ENTRIES SUPPLIED:
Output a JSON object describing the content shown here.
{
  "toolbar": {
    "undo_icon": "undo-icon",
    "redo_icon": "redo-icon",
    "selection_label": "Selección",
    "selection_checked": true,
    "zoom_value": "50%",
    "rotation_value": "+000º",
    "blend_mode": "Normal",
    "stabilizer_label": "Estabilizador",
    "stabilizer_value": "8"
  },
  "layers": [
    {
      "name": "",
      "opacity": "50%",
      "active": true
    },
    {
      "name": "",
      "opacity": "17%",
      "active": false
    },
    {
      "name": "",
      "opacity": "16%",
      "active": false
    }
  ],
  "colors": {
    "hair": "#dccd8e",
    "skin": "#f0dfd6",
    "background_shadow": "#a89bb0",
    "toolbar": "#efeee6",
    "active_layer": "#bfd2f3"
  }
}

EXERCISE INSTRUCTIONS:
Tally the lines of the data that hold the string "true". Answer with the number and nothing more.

WRITTEN REPLY:
2